Pundits are painting news of Gilad Schalit's dramatic release as a blow to Palestinian Authority President Mahmoud Abbas, who watched from the sidelines, and a win for the rival Hamas faction, which negotiated the release of more than 1,000 Palestinians in exchange for just one captured soldier.
But rather than stoking inter-Palestinian rivalries, Schalit's freedom could pave the road for an elusive unity deal between Hamas and Abbas's Fatah faction, and ultimately force Washington to reconsider its diplomacy and aid package to a Palestinian government constituted in part by an unrepentant terrorist group.
The man to watch is Mazen Sinokrot, the Palestinian Authority (PA) minister of economy from 2005 to 2006, and an ideological chameleon. Sinokrot appeals to secular and moderate forces because he is the brain behind the success of Sinokrot Global Group, an economic juggernaut operating in the West Bank and Gaza, working with both Palestinians and Israelis.
But Sinokrot also appeals to rejectionists and jihadists because Israel arrested him in 1998 for operating Beit al-Mal, an investment company that the U.S. Treasury designated in 2001 for financing Hamas.
Though Sinokrot is not a Hamas member, the terrorist group's leaders have indicated they would be satisfied if he were named prime minister.
Abbas has reportedly indicated that Sinokrot would work for him, too.
Whether the factions can publicly settle on a government under Sinokrot remains to be seen.
In the meantime, Hamas and Fatah can agree on what they don't want: current Palestinian Authority prime minister Salaam Fayyad. Abbas and Fayyad are barely on speaking terms, owing to a long-standing feud over efforts to make the Palestinian Authority more transparent and accountable – which Fayyad wants, and Abbas doesn't. Hamas dislikes Fayyad simply because he's not committed to the destruction of Israel.

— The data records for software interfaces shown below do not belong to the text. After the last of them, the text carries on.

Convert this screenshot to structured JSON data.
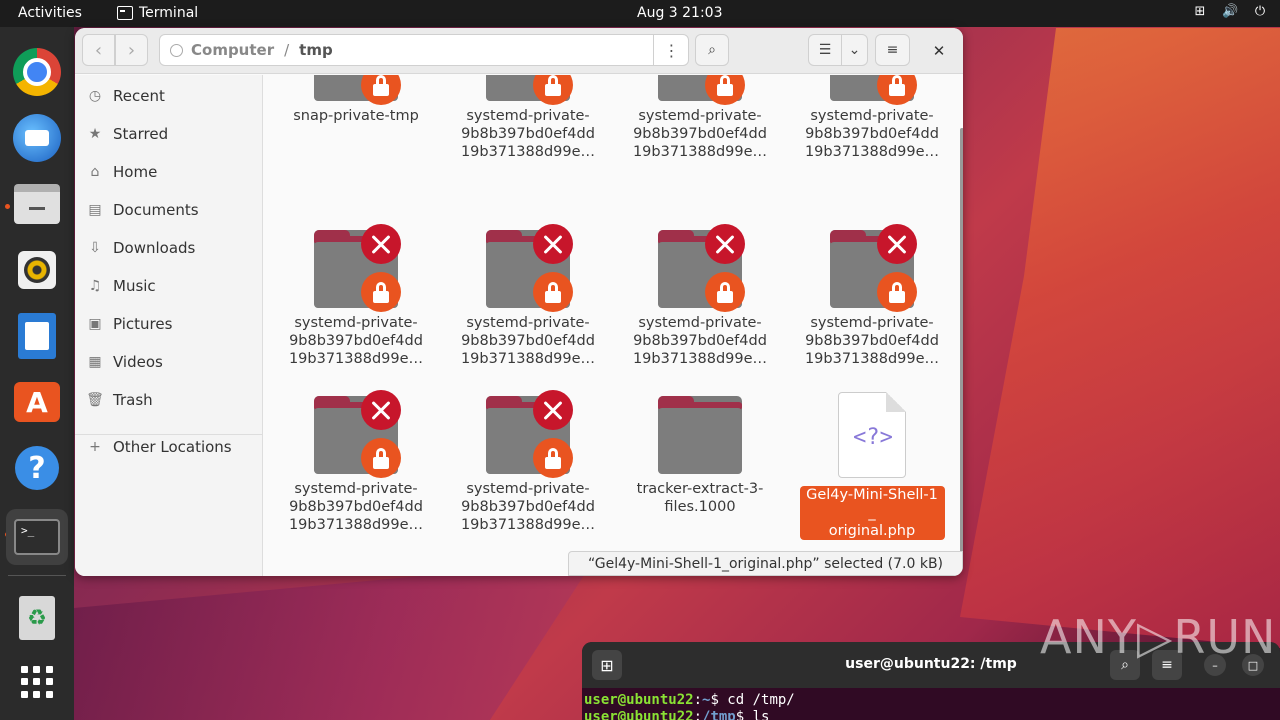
{
  "topbar": {
    "activities": "Activities",
    "app_name": "Terminal",
    "clock": "Aug 3  21:03"
  },
  "dock": {
    "items": [
      "chrome-icon",
      "thunderbird-icon",
      "files-icon",
      "rhythmbox-icon",
      "libreoffice-writer-icon",
      "app-center-icon",
      "help-icon",
      "terminal-icon",
      "trash-icon",
      "show-apps-icon"
    ]
  },
  "file_manager": {
    "path": {
      "root": "Computer",
      "separator": "/",
      "current": "tmp"
    },
    "sidebar": {
      "items": [
        "Recent",
        "Starred",
        "Home",
        "Documents",
        "Downloads",
        "Music",
        "Pictures",
        "Videos",
        "Trash"
      ],
      "other": "Other Locations"
    },
    "files": [
      {
        "line1": "snap-private-tmp",
        "line2": "",
        "line3": ""
      },
      {
        "line1": "systemd-private-",
        "line2": "9b8b397bd0ef4dd",
        "line3": "19b371388d99e…"
      },
      {
        "line1": "systemd-private-",
        "line2": "9b8b397bd0ef4dd",
        "line3": "19b371388d99e…"
      },
      {
        "line1": "systemd-private-",
        "line2": "9b8b397bd0ef4dd",
        "line3": "19b371388d99e…"
      },
      {
        "line1": "systemd-private-",
        "line2": "9b8b397bd0ef4dd",
        "line3": "19b371388d99e…"
      },
      {
        "line1": "systemd-private-",
        "line2": "9b8b397bd0ef4dd",
        "line3": "19b371388d99e…"
      },
      {
        "line1": "systemd-private-",
        "line2": "9b8b397bd0ef4dd",
        "line3": "19b371388d99e…"
      },
      {
        "line1": "systemd-private-",
        "line2": "9b8b397bd0ef4dd",
        "line3": "19b371388d99e…"
      },
      {
        "line1": "systemd-private-",
        "line2": "9b8b397bd0ef4dd",
        "line3": "19b371388d99e…"
      },
      {
        "line1": "systemd-private-",
        "line2": "9b8b397bd0ef4dd",
        "line3": "19b371388d99e…"
      },
      {
        "line1": "tracker-extract-3-",
        "line2": "files.1000",
        "line3": ""
      },
      {
        "line1": "Gel4y-Mini-Shell-1_",
        "line2": "original.php",
        "line3": ""
      }
    ],
    "php_glyph": "<?>",
    "status": "“Gel4y-Mini-Shell-1_original.php” selected (7.0 kB)"
  },
  "terminal": {
    "title": "user@ubuntu22: /tmp",
    "line1_user": "user@ubuntu22",
    "line1_sep": ":",
    "line1_path": "~",
    "line1_cmd": "$ cd /tmp/",
    "line2_user": "user@ubuntu22",
    "line2_sep": ":",
    "line2_path": "/tmp",
    "line2_cmd": "$ ls"
  },
  "watermark": "ANY▷RUN",
  "colors": {
    "accent": "#e95420",
    "error_badge": "#c7162b",
    "folder_tab": "#a0304a"
  }
}
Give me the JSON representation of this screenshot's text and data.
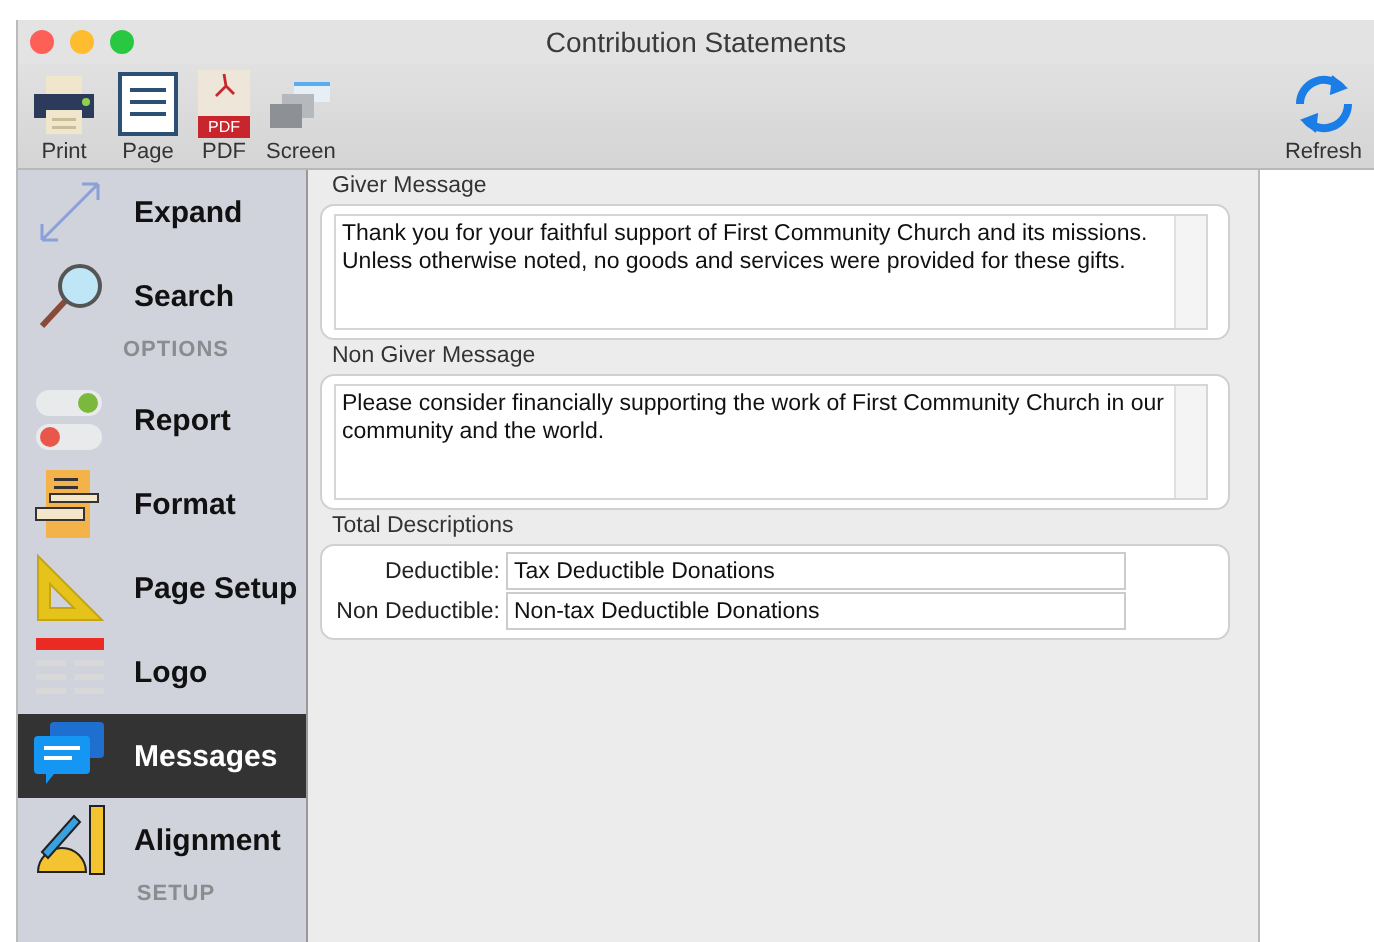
{
  "window": {
    "title": "Contribution Statements"
  },
  "toolbar": {
    "left": [
      {
        "label": "Print"
      },
      {
        "label": "Page"
      },
      {
        "label": "PDF",
        "icon_text": "PDF"
      },
      {
        "label": "Screen"
      }
    ],
    "right": [
      {
        "label": "Refresh"
      }
    ]
  },
  "sidebar": {
    "items": [
      {
        "kind": "item",
        "label": "Expand",
        "selected": false
      },
      {
        "kind": "item",
        "label": "Search",
        "selected": false
      },
      {
        "kind": "header",
        "label": "OPTIONS"
      },
      {
        "kind": "item",
        "label": "Report",
        "selected": false
      },
      {
        "kind": "item",
        "label": "Format",
        "selected": false
      },
      {
        "kind": "item",
        "label": "Page Setup",
        "selected": false
      },
      {
        "kind": "item",
        "label": "Logo",
        "selected": false
      },
      {
        "kind": "item",
        "label": "Messages",
        "selected": true
      },
      {
        "kind": "item",
        "label": "Alignment",
        "selected": false
      },
      {
        "kind": "header",
        "label": "SETUP"
      }
    ]
  },
  "giver_message": {
    "label": "Giver Message",
    "value": "Thank you for your faithful support of First Community Church and its missions. Unless otherwise noted, no goods and services were provided for these gifts."
  },
  "non_giver_message": {
    "label": "Non Giver Message",
    "value": "Please consider financially supporting the work of First Community Church in our community and the world."
  },
  "total_descriptions": {
    "label": "Total Descriptions",
    "fields": [
      {
        "label": "Deductible:",
        "value": "Tax Deductible Donations"
      },
      {
        "label": "Non Deductible:",
        "value": "Non-tax Deductible Donations"
      }
    ]
  }
}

Distaste for Fayyad, along with antipathy for Israel, may be the only two areas of common ground for these factions in recent years. Indeed, Hamas and Fatah have technically been in a state of war since they failed to form a government after the 2006 elections, in which Hamas routed Fatah. The following year, Hamas took the Gaza Strip in a brutal civil war, leading to a geographic and political division that has endured.
Hamas remains the de facto authority in Gaza, while the Fatah-backed PA controls the West Bank.
But in May, out of the blue, the two sides announced plans to join hands ahead of Abbas' unilateral declaration of independence at the UN in September.
However, the two sides have since failed to agree on the make-up of a technocratic government that would preside over a transition to new elections that could lead to a reunification of the West Bank and Gaza.
Fatah's calculus has been complicated by the fact that Washington and many European states view Hamas as a terrorist organization. A marriage between the factions, Washington has warned, would trigger US sanctions, along with punitive measures from a host of other international donor countries.
Some European countries expressed specific concerns about a Palestinian unity government, because it would become responsible for Schalit, whom Hamas barred international observers from visiting, constituting a clear violation of international law.
But now, in the eyes of some Western nations, unloading Shalit now makes Hamas less toxic. Last week, the WAFA news agency reported that Hamas leader Khaled Mashaal would meet Abbas emissary Azzam al- Ahmed in Cairo.
Al-Ahmed confirmed that many Western countries had lobbied Abbas against reconciling with Hamas because of Schalit, and noted that with the soldier's release, that was no longer an issue.
In addition, the ideological boundaries of the two largest Palestinian factions continue to blur. An Israeli mediator told Maan News Agency last week that Hamas has become more pragmatic, while Fatah Central Committee member Tawfik Tirawi said recently that Fatah has never abandoned armed struggle against Israel. Could it be that Hamas and Fatah are beginning to find common ground?
While the Schalit prisoner swap may pave the way toward a Palestinian unity government, significant differences still remain. Much of this hinges of Abbas, who is gambling with the security of the West Bank and economic aid from the US and Europe by pushing for political recognition at the United Nations. A unity government, inasmuch as it supports the notion of a unified Palestinian people, could help Abbas make a stronger case for statehood at the United Nations.
Shalit's long-awaited release may yet make matters worse between Hamas and Fatah. But for now, it provides a window for unity that could complicate US policy in a region where there are already complications aplenty.
The writer is vice president for research at the Foundation for Defense of Democracies and author of Hamas vs Fatah: The Struggle for Palestine (Palgrave Macmillan).